I want to make my own heat packs as Christmas gifts. Some have posted that they use rice, others use flax, some use oatmeal, etc. The ingredients don't cook or go rancid, etc. after use?
Also, which ingredient can I use for scent? Some say lavender turns after being heated and there were a few scents that didn't work at all.
By BeachMouse from Canada
I use buckwheat hulls and rice. I use lavender and rosemary essential oils and find the scent lasts a long time. You can always renew the scent if you close it with a few buttons or velcro. I sell alot of the neck wraps at craft shows. You do need to use all cotton material for these to be microwave safe though.

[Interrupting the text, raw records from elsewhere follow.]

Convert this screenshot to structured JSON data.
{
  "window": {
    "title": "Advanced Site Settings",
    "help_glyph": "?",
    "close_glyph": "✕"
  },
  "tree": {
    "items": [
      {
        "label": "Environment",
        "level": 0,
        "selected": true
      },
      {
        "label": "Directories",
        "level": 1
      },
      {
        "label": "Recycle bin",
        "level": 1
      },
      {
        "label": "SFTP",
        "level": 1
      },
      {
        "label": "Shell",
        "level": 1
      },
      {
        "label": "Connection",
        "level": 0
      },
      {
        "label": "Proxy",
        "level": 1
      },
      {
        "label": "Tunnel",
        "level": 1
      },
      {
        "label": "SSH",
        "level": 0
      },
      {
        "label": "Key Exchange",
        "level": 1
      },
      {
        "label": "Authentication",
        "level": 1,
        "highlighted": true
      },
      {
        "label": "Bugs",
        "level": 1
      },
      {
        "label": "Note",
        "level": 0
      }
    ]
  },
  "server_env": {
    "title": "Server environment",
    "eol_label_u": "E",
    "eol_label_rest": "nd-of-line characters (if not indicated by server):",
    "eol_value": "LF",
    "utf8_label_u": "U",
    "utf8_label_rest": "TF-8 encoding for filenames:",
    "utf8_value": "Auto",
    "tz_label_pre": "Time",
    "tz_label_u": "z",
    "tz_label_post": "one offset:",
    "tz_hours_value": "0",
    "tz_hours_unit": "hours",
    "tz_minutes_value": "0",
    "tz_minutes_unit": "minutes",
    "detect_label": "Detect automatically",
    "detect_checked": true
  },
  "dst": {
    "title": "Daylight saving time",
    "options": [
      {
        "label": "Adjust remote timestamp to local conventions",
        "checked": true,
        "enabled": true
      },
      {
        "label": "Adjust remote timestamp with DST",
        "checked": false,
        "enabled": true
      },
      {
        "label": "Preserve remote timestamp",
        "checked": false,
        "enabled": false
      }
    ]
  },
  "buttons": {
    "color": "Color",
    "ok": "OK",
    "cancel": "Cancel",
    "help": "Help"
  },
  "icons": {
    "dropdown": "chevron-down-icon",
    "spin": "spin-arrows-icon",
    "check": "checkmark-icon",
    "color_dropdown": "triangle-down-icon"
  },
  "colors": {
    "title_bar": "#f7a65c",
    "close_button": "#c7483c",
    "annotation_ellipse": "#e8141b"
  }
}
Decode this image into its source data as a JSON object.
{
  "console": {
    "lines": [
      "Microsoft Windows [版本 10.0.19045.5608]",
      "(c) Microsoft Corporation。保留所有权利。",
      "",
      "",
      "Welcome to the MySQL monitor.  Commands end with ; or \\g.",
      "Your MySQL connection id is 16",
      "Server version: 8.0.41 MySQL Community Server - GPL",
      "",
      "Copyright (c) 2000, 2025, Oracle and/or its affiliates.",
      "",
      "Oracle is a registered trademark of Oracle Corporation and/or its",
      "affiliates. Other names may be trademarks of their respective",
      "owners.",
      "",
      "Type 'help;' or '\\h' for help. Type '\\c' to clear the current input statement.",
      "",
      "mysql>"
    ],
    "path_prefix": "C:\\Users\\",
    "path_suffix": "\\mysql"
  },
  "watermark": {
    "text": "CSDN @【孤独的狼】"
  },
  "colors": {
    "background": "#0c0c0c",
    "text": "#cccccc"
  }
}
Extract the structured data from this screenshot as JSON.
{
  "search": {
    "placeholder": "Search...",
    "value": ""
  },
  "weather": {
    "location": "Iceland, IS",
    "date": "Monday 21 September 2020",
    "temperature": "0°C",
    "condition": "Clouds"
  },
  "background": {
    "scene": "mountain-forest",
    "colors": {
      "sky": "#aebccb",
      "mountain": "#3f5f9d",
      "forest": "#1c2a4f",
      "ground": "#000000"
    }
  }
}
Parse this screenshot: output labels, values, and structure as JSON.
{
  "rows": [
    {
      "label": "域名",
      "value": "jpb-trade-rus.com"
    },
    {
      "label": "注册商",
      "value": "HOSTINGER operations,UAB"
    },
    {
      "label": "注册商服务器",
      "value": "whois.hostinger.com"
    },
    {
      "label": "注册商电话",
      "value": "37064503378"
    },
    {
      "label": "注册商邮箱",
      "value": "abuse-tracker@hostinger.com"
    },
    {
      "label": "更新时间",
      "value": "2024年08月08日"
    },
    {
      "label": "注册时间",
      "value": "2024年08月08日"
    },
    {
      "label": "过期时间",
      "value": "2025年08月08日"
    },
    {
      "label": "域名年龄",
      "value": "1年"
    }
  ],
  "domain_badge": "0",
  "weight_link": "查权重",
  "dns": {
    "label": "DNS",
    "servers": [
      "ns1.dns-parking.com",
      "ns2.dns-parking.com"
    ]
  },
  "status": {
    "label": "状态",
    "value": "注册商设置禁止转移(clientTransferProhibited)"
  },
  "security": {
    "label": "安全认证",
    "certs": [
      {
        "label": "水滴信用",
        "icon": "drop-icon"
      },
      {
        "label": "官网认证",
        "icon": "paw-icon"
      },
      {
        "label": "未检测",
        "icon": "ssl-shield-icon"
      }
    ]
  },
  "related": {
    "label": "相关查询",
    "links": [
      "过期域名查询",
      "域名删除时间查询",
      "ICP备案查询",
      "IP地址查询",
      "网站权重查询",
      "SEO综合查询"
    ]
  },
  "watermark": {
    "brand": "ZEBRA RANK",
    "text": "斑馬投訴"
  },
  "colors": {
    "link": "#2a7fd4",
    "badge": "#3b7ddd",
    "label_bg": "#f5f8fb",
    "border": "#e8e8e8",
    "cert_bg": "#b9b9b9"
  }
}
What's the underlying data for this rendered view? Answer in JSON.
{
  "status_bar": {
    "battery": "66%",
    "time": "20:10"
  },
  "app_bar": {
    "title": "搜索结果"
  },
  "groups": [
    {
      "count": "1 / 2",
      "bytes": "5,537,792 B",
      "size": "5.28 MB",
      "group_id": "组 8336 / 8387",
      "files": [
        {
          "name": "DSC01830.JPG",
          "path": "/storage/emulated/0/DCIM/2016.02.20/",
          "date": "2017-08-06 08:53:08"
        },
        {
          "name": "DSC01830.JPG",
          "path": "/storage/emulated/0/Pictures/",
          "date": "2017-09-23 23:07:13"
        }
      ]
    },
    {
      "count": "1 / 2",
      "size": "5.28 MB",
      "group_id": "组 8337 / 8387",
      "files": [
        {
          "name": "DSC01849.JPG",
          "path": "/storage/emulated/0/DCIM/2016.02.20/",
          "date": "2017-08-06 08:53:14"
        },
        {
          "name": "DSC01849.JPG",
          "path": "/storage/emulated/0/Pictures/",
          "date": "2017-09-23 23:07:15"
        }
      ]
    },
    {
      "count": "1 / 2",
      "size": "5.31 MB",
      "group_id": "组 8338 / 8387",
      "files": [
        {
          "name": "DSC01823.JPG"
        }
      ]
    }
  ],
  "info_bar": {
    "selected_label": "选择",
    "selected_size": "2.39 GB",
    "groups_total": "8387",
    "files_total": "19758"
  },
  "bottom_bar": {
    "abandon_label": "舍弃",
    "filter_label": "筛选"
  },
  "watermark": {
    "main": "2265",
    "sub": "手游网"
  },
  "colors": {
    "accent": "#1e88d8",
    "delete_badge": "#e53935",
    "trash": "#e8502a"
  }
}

I've been wanting to make some for gifts also, but haven't gotten around to it yet. I was planning to use either flax seeds or buckwheat, which I've heard works better. I wouldn't want to use rice, because it seems like it would 'cook' it if you keep heating it, then smell bad.
As a coincidence, I got this instructional just today (from another newsletter I get) on how to make 'baby' heat packs. The are so cute, I may have to make a couple for my little grandson who seems to have ear infections quite often.
I would like to make a bean or rice heat pack, but I have a few questions. What fabric should you use? Are they safe for children? How long do you microwave them? I wanted to make them for my nephews for Christmas, who are both just under two years old. I worry about them chewing on them. I wanted to make a 2-D pattern of an animal. Any good suggestions on shapes or cut outs to use?
Kayc from Rochester, MI
I have used oven mitts and 2 potholders sewn together and rice seems to work best as it delivers a moist heat. The insulation of the oven mitts/pads keeps the heat longer.
One caution with microwaving these. They get hottest in the center and you may not be able to tell how hot they are. A friend of mine had one for her husband. It was under the covers on his leg. He said it was way too hot and smelled smoke, but until he threw back the covers, they didn't know it was on fire! It burned through two of three blankets, a mattress pad, and into the mattress. They had to pour water on it to put it out. I have started heating mine by placing them on top of a stack of cast iron cookware that is on top of our woodstove. It never overheats that way. Stay safe!